Crofton thanked her classmates for supporting her throughout her campaigns for Student Council office.
“We all made it, and I see what we’ve made for ourselves,” she said. “I see hardworking individuals, future pro athletes, doctors, leaders, Broadway actresses, superstars in the making. To the class that always supported me throughout my student council elections, I want to let you know how much I support you all and how excited I am to see what everyone will accomplish in the future.”
Student Council Vice President Thaddeus Bernard presented awards to the three students who ended their high school careers with the highest grade-point averages in the class; Olivia Brash and Skylar Yarter tied for salutatorian, and Josh Lee came in first to be named valedictorian.
“Columbia students are brilliant, intuitive and diligent,” Bernard said in his own speech.
In his first in-person graduation ceremony as the head of the district, Superintendent Ronald Taylor described the unusual circumstances that surrounded the last two years of the Class of 2021’s time at CHS.
“None before you have experienced a journey with more uncertainty than the ones you have encountered and overcome,” Taylor said at the ceremony. “For the past 15 months or so, we have repeatedly used terms like ‘unprecedented,’ ‘unparalleled,’ ‘extraordinary.’ We said things like ‘We’re in unprecedented times,’ ‘These are unparalleled challenges,’ ‘These are extraordinary circumstances.’ We used these terms to try and describe the challenges that we all were managing.”

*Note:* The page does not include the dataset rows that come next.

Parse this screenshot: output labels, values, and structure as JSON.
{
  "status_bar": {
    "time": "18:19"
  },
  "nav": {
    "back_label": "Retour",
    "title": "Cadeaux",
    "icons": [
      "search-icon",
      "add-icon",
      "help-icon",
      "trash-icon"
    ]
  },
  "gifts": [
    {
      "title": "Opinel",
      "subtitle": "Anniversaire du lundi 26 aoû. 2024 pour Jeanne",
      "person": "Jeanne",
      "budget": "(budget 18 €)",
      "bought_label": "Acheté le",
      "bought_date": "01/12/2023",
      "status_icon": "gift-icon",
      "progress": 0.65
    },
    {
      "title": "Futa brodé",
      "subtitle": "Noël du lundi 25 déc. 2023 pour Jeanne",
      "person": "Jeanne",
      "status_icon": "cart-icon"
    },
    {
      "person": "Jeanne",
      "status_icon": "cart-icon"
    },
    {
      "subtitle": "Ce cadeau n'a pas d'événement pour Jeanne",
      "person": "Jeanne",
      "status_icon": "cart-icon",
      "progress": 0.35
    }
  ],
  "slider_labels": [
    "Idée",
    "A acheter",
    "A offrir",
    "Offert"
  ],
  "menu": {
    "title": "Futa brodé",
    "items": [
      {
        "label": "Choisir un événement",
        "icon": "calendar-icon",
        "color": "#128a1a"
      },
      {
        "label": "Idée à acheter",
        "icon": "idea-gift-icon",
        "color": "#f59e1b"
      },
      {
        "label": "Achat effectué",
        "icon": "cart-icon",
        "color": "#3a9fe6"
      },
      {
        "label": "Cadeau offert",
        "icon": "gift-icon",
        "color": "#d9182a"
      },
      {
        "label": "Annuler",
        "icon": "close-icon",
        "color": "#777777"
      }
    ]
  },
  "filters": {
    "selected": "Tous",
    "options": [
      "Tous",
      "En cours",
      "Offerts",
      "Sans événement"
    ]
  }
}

The pandemic didn’t just change school life, it changed daily life for everyone in almost every way.
“The things we took for granted, the things that came so natural to us, the innate want to be together, to go see a movie in a theater, to attend a concert or a play, to sit in class with your peers, to have lunch in the cafeteria or a food court or a restaurant, just the ability to hug, to high five or shake hands,” he said. “Unprecedented, unparalleled, extraordinary. We had to learn how to teach and learn again.”
Phoebe Holt-Reiss was one of the three student speakers as the Class of 2021 president. She described the many changes that seniors and other students have made in their time at CHS.
“We’ve made our voices heard time and time again, improving upon our school while making it our own,” Holt-Reiss said. “Even in lockdown, we gave input on distance learning to school and district administration, and this year we saw live classes with significantly more support. While it hasn’t been ideal, we spoke up and urged for improvements so we could succeed.”
The changes Holt-Reiss talked about weren’t limited to improving online learning.
“One of the first things we learned at Columbia was that you could have soap or you could have toilet paper in the bathroom, but your chances of having both were incredibly slim. You guys, it took a pandemic, but we finally have both,” Holt-Reiss said. “Over our years here, we have taken this school and made it ours. We are leaving Columbia better than we found it, and now it is upon all future grades to leave it better than they find it.”
Photos by Steve Ellmore